This consultation paves the way for extending the 2006 ban on smoking inside buildings to ban it around hospital buildings as well.
Smoking around Scotland’s hospitals continues to present a nuisance and a potential health risk to patients, visitors and staff. The sight of people smoking around the buildings is often the first thing people see on any visit to a hospital, and this has been the subject of many complaints to health boards and to government.
Our hospitals need to be seen as accessible and open places which promote good health and lifestyle choices. Every aspect of daily life there should reflect that.
Allowing people to smoke around hospital buildings sends out an all too clear picture of tacit support for what is a significant cause of preventable illness and death. Smoking remains the most significant cause of disease in Scotland – with up to 100,000 hospitalisations per year as a result and over 9,000 premature deaths caused by smoking. One in four of all deaths in Scotland are still attributable to tobacco.
NHS Scotland took a bold step in 2015 by adopting a smoke-free grounds policy across all its hospitals. Each health board has a smoke-free policy which asks people to respect patients, staff and visitors by not smoking anywhere on hospital grounds.
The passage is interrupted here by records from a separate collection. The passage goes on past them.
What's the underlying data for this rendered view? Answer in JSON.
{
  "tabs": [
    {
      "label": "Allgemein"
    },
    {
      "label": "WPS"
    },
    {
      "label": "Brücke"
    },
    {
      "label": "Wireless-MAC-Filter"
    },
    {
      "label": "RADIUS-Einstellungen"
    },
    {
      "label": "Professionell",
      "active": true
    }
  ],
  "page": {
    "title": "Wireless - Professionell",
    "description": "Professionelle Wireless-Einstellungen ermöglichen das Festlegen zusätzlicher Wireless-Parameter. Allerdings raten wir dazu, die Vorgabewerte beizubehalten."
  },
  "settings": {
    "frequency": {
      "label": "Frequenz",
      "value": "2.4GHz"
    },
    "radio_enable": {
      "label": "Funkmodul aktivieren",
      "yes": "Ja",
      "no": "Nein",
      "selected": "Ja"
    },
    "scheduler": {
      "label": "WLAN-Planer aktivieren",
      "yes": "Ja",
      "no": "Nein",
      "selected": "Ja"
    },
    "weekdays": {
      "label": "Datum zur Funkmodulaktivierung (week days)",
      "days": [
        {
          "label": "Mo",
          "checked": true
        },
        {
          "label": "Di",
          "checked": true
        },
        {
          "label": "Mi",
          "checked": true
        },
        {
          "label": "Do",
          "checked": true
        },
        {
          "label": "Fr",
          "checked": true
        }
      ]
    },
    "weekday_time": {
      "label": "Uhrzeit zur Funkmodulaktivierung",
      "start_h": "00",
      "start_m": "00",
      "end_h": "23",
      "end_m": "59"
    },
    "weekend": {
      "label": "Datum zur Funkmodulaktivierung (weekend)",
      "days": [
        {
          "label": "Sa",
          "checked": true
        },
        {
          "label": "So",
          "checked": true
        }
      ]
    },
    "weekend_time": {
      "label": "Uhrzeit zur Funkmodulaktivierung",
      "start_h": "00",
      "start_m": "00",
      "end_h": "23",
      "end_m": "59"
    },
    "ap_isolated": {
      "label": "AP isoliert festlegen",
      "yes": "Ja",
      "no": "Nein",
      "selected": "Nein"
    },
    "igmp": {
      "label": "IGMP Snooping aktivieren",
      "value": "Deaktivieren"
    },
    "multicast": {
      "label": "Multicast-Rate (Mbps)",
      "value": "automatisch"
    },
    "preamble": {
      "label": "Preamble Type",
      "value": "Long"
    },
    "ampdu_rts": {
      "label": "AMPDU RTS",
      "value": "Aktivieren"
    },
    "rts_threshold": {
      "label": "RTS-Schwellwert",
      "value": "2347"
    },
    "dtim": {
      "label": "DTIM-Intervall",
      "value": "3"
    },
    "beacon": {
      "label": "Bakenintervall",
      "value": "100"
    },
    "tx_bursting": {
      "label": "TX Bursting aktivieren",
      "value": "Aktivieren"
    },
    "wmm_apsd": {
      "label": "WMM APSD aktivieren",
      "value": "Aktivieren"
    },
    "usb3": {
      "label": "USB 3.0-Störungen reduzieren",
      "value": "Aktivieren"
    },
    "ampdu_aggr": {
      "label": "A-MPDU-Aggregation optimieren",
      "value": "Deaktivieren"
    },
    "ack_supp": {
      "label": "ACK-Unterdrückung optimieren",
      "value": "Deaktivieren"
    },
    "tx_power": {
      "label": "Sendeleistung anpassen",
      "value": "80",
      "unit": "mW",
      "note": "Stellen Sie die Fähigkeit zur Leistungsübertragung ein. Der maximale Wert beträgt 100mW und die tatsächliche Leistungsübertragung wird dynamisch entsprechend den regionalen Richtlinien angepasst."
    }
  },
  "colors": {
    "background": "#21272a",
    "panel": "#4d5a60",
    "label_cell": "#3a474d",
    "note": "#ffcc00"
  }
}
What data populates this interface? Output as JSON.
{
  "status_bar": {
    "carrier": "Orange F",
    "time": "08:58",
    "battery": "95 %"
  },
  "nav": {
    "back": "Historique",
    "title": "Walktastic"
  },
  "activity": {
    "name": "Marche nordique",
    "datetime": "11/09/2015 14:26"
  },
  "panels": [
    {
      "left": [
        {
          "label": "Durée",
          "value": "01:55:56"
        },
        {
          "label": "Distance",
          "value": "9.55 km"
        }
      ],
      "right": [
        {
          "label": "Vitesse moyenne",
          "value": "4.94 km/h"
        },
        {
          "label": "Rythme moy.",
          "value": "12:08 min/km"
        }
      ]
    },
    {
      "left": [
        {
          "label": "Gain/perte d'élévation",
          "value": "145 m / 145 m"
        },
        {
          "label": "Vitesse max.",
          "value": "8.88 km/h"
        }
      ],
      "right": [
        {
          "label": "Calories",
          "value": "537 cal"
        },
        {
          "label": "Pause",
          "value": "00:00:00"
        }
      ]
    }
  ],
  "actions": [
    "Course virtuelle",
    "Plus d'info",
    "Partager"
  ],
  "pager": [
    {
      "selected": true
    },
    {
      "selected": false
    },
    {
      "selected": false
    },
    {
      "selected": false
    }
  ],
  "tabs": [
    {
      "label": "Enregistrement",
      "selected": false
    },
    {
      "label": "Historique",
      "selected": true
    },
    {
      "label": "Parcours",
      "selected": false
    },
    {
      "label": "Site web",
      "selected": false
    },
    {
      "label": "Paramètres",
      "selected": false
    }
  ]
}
The smoke-free grounds policy has had some impact, but has not been sufficient to end the practice of smoking around hospitals. Following a consultation on the continuing problem, the Scottish Ministers introduced a Bill to the Scottish Parliament which included two new offences: allowing people to smoke around hospital buildings; and smoking around hospital buildings. The Health (Tobacco, Nicotine etc. and Care)(Scotland) Bill was passed in 2016 and provides for the new offences and gives Ministers powers to regulate in respect of some key details.
The Scottish Government has worked with health boards and others to develop practical proposals for an effective set of regulations that will persuade people to respect others and not smoke around hospital buildings. This consultation seeks views on these details to allow the regulations to be finalised and laid in the Scottish Parliament.
Minister for Public Health, Sport and Wellbeing